Regular readers of the blog might remember some cryptic updates we’ve been posting recently: a delivery of 960 peat bricks, mysterious Chinese construction site sign and disgusting chicken with something unidentifiable and orange in its cold, dead beak.
We are glad to say that all of these things served a purpose (well, the chicken not so much), as part of our latest project: Johnnie Walker House, which launched last month in Shanghai.
We concepted and designed Johnnie Walker House in partnership with Singapore based agency Asylum, who developed the interior fit.
The House is probably best described as a brand experience space. As an embassy for whisky, it exists to grow and nurture a whisky culture amongst the Chinese elite.
Whisky knowledge is a rare commodity in China, and is rooted more in sensory experience than in learned facts. The whisky drinker discovers complex layers and nuances over time, and so Johnnie Walker House mirrors this organic journey of discovery for its guests. Provenance, the blender’s art, and the vibrant Johnnie Walker story are woven into the very fabric of the space, creating a rich, immersive experience.
From the peat and barley walls to the precise 24° angle and colouring of the oak flooring, each detail reflects some element of the whisky story.
The experience is amplified by innovative installations, such as the the whisky constellation, which uses sculptural form to convey complex flavour information, the art of distillation model, and the interactive blending table.
Dr Jim Beveridge, Master Blender for Johnnie Walker, also created an exclusive and bespoke whisky for the House, The 1910 Edition, celebrating Johnnie Walker whisky’s epic journey from Scotland to China over a hundred years ago.
Johnnie Walker House is not a museum or exhibition, so exploration is encouraged, sparing guests the traditional tour and instead engaging them in a whisky conversation. By invitation only, the House also hosts lectures, masterclasses and dinners.
Johnnie Walker House has been a huge project for us and although we had to endure a lot of jet lag and weird dinners on the other side of the world, we couldn’t be happier with the finished product. Big shout-out to everyone involved.

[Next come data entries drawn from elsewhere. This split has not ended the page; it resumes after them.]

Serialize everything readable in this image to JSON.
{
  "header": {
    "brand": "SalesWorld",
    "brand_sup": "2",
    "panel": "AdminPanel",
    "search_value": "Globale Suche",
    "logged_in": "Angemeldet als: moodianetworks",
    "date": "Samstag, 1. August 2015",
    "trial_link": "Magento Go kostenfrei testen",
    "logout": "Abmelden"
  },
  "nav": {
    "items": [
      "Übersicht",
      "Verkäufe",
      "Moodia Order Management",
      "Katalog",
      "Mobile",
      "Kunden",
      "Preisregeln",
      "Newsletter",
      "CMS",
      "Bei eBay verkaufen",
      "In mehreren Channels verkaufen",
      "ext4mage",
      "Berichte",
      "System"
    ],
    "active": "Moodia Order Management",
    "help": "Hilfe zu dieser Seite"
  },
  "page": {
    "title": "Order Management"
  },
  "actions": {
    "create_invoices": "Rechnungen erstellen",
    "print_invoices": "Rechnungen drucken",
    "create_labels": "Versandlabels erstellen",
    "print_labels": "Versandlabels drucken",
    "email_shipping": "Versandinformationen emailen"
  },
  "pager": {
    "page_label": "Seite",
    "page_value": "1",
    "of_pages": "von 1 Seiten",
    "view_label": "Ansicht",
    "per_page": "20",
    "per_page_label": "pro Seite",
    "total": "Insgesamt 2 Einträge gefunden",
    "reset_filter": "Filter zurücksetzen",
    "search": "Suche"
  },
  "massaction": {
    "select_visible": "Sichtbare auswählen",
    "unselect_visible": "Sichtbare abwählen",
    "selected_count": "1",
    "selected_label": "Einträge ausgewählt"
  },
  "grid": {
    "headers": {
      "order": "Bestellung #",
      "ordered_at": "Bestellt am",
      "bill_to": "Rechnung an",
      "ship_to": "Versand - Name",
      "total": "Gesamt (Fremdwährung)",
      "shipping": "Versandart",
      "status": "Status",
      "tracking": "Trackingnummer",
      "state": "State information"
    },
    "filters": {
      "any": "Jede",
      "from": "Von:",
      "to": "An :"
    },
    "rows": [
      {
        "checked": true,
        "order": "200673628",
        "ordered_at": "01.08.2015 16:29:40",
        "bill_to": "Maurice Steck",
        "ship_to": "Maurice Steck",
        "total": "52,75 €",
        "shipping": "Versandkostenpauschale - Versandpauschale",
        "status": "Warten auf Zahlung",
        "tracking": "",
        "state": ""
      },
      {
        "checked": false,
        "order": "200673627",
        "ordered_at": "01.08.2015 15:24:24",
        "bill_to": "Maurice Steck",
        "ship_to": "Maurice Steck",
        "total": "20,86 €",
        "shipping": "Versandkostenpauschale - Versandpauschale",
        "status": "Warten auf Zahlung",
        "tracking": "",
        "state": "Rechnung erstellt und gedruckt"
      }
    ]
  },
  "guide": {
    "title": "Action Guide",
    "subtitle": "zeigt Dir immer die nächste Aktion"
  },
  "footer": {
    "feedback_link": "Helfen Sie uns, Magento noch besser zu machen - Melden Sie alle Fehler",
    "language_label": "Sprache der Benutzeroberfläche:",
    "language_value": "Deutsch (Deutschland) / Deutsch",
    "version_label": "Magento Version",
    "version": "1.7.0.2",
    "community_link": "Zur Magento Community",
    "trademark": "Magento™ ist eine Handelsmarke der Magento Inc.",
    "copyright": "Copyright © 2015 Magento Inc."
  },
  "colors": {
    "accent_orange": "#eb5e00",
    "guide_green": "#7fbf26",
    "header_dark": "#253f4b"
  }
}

There are more images to see on the work bit of our website. Enjoy.